◆ **Task brief**:
Would you copy each line of the records that includes the word "name"?

== Segment start ==

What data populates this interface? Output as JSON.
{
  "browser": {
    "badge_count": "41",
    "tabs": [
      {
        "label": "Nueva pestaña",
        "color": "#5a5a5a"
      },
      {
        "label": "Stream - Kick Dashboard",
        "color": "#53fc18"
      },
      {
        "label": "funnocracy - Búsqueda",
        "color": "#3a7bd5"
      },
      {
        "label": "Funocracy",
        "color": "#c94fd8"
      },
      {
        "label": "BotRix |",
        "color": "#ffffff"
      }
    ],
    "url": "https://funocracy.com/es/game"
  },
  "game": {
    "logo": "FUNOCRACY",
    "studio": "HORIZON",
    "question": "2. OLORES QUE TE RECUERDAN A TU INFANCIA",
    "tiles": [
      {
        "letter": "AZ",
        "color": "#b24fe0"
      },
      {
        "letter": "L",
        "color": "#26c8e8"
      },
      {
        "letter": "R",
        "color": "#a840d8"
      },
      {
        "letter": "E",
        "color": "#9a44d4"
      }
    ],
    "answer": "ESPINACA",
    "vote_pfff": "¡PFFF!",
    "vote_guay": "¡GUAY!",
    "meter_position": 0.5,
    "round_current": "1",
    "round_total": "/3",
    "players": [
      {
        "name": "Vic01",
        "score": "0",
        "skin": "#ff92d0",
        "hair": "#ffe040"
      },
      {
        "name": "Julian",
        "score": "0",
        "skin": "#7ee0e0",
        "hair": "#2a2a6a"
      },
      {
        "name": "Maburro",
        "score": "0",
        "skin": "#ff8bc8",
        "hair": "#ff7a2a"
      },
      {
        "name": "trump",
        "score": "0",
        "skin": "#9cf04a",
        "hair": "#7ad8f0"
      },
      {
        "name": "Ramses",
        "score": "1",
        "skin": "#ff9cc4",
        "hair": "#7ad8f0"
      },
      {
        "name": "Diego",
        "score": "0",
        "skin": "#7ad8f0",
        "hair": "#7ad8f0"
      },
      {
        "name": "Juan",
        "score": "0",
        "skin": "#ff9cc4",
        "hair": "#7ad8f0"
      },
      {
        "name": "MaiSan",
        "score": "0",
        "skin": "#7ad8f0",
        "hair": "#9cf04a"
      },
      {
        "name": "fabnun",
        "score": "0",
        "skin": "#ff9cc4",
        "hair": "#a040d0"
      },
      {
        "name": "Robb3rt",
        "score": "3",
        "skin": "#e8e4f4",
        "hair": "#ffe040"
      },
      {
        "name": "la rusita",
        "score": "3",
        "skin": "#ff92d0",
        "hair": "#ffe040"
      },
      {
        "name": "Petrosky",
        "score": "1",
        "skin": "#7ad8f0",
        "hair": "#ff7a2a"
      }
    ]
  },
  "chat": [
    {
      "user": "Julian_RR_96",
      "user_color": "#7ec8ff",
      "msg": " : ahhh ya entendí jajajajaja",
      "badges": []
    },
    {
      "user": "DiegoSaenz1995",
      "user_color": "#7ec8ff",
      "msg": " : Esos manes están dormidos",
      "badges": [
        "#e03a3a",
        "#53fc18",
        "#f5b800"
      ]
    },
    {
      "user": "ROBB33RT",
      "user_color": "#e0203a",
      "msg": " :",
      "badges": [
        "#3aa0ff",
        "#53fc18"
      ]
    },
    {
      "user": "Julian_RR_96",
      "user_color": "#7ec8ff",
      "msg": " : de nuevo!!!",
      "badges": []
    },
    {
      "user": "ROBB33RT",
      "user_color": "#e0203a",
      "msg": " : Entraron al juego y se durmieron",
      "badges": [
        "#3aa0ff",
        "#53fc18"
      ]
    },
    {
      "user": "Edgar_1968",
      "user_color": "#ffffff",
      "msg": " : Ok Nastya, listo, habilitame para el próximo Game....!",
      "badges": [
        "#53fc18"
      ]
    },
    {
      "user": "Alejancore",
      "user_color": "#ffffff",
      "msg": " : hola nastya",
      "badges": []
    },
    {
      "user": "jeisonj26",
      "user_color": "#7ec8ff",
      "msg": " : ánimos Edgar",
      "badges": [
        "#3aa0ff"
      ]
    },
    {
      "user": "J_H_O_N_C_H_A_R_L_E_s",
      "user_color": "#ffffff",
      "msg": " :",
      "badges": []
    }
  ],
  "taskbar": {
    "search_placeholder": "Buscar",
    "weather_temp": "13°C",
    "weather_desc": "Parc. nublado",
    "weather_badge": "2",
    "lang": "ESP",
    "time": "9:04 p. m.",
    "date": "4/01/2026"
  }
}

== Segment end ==

◆ **Task answer**:
        "name": "Vic01",
        "name": "Julian",
        "name": "Maburro",
        "name": "trump",
        "name": "Ramses",
        "name": "Diego",
        "name": "Juan",
        "name": "MaiSan",
        "name": "fabnun",
        "name": "Robb3rt",
        "name": "la rusita",
        "name": "Petrosky",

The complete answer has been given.